• **EXERCISE GOAL**: How many lines of the entries below contain the string "true"? State the number alone.
* * *
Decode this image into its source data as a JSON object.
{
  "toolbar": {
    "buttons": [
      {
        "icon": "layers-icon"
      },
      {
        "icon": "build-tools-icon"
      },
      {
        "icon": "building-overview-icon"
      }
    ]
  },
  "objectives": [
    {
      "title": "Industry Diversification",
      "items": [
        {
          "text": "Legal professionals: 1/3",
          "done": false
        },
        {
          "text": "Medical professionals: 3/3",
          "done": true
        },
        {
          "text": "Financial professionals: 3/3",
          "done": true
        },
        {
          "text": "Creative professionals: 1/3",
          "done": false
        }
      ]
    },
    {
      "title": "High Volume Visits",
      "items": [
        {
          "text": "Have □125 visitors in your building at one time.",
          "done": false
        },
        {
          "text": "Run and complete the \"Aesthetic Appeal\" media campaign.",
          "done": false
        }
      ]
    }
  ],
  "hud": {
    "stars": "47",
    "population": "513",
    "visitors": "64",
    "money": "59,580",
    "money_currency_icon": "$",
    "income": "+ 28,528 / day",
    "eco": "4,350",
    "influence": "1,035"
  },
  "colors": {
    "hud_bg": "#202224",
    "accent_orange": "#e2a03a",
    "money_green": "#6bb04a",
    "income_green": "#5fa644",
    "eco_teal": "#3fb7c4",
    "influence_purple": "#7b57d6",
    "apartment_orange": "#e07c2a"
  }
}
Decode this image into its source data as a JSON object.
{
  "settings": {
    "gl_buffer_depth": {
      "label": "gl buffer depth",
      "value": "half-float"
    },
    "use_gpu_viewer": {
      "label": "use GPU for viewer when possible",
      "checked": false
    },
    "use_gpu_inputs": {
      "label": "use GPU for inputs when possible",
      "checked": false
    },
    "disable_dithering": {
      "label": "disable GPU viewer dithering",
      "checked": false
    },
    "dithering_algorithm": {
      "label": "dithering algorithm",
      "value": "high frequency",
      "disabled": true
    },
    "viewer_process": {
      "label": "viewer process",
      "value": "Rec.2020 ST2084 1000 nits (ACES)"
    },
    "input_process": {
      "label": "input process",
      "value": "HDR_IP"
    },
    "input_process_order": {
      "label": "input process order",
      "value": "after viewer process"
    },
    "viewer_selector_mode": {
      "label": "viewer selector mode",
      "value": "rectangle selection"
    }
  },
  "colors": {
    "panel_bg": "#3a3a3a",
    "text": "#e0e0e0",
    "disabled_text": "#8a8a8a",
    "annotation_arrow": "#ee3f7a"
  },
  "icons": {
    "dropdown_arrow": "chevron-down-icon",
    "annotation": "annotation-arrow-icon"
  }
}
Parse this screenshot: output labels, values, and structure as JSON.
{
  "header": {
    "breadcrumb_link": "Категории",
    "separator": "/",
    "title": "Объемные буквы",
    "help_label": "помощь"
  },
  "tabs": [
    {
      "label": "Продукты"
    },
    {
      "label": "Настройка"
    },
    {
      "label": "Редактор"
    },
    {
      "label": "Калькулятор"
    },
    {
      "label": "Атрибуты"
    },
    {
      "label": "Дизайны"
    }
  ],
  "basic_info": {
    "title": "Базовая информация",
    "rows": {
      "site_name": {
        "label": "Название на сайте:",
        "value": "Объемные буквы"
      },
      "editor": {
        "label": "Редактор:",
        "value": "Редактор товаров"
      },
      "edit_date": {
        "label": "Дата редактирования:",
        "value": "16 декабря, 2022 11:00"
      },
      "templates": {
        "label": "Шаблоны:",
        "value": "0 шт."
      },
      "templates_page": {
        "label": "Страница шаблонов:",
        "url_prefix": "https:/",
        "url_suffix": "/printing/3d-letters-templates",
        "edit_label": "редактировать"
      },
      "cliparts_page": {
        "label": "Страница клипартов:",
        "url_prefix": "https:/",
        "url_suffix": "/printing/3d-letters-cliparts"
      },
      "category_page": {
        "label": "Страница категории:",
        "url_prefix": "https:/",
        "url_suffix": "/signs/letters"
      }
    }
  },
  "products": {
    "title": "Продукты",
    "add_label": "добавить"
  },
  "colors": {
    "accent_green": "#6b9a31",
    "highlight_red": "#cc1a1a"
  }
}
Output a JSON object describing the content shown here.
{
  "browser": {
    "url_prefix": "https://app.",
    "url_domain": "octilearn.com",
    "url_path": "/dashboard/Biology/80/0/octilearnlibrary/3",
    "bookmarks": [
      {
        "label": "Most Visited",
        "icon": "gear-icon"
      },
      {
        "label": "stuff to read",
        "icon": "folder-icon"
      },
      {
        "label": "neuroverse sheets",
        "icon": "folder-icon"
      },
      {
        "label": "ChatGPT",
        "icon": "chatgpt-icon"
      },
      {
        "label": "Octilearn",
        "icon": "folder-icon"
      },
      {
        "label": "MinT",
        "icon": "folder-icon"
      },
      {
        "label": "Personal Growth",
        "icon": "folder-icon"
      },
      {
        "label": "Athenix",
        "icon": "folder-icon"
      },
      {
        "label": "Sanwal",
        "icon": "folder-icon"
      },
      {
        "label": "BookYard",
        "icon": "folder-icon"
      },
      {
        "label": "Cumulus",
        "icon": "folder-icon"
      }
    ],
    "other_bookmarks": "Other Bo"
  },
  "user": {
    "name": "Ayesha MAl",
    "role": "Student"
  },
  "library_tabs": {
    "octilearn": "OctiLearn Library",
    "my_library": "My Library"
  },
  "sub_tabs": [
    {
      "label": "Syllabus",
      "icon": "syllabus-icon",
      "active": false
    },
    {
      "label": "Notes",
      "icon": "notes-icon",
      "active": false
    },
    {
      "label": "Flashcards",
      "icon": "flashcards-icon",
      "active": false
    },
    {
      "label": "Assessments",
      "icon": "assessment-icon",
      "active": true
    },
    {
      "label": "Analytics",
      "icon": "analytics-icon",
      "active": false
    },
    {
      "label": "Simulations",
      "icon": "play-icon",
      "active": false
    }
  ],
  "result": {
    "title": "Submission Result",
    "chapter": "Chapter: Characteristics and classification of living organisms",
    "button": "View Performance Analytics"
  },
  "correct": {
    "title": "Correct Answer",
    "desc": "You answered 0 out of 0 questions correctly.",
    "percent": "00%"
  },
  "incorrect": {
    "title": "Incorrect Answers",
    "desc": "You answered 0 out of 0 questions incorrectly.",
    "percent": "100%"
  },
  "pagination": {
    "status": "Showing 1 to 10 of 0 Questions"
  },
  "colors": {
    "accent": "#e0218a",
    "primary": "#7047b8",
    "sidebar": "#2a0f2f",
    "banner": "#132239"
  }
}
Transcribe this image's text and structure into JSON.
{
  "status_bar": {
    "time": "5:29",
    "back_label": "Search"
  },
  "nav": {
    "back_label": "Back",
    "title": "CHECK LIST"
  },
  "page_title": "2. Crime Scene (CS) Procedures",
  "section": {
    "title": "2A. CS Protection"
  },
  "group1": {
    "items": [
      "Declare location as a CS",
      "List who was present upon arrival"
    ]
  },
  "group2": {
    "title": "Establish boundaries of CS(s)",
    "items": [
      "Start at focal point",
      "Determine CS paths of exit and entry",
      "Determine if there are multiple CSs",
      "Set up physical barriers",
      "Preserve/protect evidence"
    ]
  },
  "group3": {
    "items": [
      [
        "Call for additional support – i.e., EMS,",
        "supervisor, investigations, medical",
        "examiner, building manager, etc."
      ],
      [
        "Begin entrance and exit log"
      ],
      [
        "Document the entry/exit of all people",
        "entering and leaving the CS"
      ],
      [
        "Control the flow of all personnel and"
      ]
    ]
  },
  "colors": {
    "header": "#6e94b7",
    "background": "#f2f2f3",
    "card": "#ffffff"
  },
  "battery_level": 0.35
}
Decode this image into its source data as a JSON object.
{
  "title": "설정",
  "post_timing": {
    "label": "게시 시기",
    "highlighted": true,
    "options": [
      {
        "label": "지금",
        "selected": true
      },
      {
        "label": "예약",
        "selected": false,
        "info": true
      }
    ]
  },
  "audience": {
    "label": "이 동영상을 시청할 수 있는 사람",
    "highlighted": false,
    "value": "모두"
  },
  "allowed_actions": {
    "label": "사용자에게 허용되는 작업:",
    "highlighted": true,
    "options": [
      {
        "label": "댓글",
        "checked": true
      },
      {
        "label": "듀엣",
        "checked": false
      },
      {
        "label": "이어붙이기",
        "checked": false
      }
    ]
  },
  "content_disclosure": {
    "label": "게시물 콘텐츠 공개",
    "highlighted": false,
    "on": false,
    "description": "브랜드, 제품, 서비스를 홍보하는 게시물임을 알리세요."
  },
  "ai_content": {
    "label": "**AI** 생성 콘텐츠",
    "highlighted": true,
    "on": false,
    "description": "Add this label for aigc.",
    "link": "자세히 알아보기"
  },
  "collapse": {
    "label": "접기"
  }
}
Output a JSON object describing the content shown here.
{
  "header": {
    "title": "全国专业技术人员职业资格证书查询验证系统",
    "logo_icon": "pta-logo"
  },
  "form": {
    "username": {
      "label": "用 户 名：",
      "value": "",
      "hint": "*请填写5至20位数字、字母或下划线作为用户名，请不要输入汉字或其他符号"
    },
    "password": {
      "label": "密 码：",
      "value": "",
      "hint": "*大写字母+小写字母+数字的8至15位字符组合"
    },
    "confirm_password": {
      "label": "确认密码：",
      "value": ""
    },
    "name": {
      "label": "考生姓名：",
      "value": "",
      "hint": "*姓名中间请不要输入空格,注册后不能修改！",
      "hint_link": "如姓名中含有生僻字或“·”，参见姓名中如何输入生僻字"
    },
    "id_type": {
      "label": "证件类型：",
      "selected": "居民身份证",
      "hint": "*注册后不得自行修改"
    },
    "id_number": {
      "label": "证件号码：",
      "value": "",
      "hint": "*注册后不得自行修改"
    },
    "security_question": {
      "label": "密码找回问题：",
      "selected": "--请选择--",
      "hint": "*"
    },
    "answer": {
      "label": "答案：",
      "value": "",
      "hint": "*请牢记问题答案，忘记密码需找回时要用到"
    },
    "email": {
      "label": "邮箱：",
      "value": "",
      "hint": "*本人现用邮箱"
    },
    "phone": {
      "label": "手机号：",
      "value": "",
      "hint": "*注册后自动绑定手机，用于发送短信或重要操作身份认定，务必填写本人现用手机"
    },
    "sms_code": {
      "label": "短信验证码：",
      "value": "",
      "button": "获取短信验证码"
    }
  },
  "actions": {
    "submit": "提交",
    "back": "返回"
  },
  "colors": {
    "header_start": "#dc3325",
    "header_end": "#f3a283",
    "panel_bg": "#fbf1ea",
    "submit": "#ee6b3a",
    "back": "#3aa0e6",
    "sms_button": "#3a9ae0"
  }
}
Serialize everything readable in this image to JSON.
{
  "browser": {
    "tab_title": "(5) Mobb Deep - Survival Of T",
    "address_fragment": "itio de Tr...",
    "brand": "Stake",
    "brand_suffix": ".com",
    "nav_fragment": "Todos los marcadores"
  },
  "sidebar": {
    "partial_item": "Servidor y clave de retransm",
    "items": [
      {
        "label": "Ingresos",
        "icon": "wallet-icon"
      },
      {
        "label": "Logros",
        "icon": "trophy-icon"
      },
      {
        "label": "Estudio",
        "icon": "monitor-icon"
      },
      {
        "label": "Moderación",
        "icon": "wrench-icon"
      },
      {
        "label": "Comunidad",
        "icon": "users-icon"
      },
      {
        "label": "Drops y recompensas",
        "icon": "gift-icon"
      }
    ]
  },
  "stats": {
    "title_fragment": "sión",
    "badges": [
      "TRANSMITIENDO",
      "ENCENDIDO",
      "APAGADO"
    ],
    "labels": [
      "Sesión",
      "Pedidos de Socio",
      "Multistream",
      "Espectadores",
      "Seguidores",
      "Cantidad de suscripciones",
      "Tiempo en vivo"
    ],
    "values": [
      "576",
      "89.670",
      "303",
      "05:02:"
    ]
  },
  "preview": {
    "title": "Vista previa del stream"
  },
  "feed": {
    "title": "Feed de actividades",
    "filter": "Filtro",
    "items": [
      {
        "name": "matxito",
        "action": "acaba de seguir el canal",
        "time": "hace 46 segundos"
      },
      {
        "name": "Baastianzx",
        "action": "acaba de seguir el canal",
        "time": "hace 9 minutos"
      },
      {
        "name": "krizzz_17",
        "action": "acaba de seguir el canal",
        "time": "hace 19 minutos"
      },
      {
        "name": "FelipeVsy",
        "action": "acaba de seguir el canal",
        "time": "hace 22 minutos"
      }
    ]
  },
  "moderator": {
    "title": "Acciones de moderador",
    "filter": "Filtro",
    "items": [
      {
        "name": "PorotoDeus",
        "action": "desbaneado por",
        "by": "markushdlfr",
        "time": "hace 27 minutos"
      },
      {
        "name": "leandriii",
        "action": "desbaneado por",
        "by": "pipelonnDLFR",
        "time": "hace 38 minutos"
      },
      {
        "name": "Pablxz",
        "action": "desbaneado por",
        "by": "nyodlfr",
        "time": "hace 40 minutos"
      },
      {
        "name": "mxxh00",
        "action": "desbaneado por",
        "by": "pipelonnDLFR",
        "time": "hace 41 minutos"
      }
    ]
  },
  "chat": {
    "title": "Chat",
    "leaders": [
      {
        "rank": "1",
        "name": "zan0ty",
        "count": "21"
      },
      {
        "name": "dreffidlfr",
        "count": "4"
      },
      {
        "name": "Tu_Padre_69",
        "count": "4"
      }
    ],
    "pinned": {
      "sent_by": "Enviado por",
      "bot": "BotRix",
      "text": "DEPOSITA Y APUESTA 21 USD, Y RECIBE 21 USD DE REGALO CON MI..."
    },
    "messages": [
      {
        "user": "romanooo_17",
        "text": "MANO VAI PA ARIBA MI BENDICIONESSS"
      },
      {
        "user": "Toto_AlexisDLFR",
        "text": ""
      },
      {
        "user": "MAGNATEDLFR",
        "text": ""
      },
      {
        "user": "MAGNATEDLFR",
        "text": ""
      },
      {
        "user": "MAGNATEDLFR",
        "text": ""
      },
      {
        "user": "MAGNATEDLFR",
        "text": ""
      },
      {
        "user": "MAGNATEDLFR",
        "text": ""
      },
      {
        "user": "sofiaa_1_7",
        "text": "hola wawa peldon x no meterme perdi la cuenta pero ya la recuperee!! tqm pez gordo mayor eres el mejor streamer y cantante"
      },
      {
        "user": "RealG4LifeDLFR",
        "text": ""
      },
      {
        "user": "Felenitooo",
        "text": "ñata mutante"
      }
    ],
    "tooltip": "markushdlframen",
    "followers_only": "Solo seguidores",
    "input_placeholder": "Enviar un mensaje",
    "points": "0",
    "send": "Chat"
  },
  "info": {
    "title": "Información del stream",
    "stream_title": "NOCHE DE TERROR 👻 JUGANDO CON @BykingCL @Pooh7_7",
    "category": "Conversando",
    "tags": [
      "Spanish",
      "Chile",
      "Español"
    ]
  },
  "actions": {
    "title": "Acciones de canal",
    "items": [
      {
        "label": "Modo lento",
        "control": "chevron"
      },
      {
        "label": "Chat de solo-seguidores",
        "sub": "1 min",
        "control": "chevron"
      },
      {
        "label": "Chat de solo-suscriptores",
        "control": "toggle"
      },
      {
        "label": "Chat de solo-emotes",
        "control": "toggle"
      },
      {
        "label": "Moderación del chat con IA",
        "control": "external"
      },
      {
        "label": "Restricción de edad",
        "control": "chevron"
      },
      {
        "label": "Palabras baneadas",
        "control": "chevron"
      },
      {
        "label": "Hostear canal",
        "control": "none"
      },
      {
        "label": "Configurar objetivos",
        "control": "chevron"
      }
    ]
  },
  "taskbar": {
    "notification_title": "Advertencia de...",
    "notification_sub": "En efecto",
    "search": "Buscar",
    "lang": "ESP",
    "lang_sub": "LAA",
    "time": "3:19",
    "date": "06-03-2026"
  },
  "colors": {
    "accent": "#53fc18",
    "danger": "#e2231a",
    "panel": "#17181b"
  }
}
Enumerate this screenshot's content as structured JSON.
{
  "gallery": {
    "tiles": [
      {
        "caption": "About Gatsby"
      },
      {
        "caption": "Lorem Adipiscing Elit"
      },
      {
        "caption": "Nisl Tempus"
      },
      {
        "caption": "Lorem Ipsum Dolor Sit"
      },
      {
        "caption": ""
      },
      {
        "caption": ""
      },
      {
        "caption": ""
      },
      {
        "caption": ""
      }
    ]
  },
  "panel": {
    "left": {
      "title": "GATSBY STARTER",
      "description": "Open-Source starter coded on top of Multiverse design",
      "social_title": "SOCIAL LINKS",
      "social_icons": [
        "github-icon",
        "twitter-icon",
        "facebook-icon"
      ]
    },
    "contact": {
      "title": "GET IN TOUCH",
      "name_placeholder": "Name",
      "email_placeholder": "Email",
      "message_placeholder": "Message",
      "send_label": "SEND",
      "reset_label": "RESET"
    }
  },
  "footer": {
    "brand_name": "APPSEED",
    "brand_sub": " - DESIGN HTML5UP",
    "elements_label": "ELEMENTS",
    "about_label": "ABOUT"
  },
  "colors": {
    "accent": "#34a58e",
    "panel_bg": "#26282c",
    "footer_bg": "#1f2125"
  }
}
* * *
• **TASK RESULT**: 10